I do negotiate my own deals.  I posted this mostly to get the conversation going and to get a feeling as to what's going on in the rest of the world.  While I do feel that I need to present the offer that includes using the negotiator, I strongly discourage their use.  For those who hold the CDPE designation and listen to the monthly calls, you know that Vanessa used to be a 3rd party negotiator and is now strongly discouraging their use.

I feel very strongly that a Realtor who doesn't negotiate their own transactions shouldn't be doing short sales.  Those listings should be referred to an agent who has demonstrated competence in this specialty area.  In fact, NAR's code of ethics demands that we only involve ourselves in areas of real estate in which we are competent.

Jun 05, 2009 12:52 AM
#13
Chip Jefferson
Gibbs Realty and Auction Company - Columbia, SC

I think we all get the emails saying how easy this can be and beneficial to your clients. In my area I dont have to work SS. Thank god!

Jun 05, 2009 12:53 AM
Roy Kelley
Realty Group Referrals - Gaithersburg, MD

Watch to fees of the third party negotiators. Some organizations are offering assistance with no front end fees.

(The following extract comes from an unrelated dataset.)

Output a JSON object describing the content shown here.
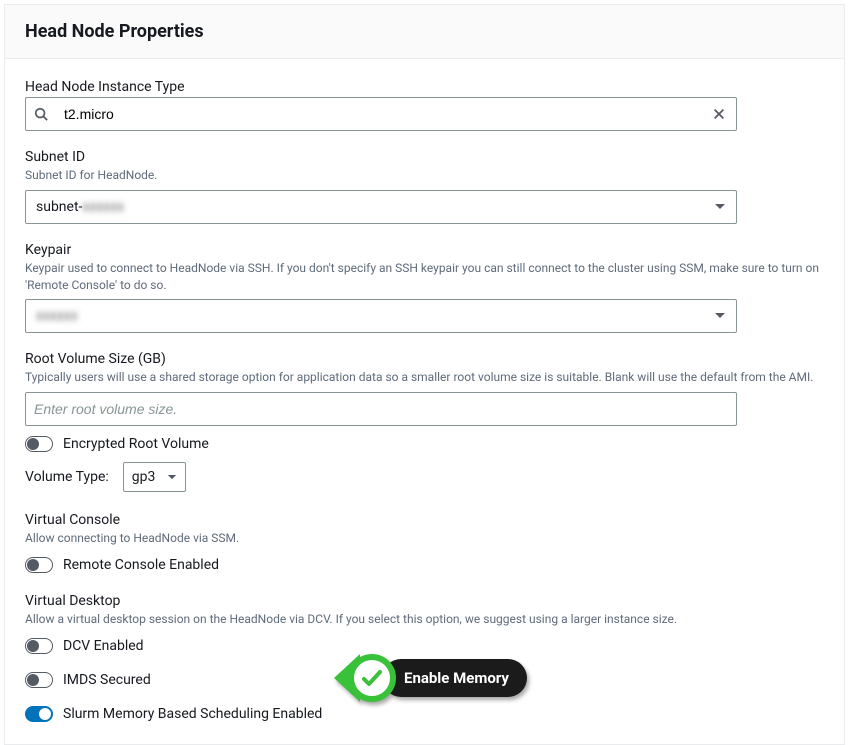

Can the agent be held legally liable for recommending a party that charges excess fees and is not successful with the negotiations?

Follow me on Twitter: http://twitter.com/roykelley

Jun 05, 2009 01:17 AM
Anonymous
Terri

I have used third party negotiating for years. The negotiator I use has my clients best interest at hand and she fights for the rights of my clients on every transaction. I do not charge the seller the negotiation fee I pay for this out of my own pocket or my title company pays for it. This is a service I offer at my own expense. I close approx 5-7 short sale deals per month and all with her help.. This frees up a lot of my time and i don't have to deal with paperwork or the banks. She collects all the paperwork directly from my clients. She gets the complete packet into the bank. she contacts the bank at least 3 times per week. she give me and my clients daily updates. and she even attends the BPO if it is near her. What more could you ask sfor?   I would however stay weary of big companies that offer this service because I wouldn't know that they had every ones best interest involved.

Jan 15, 2013 11:28 PM
#16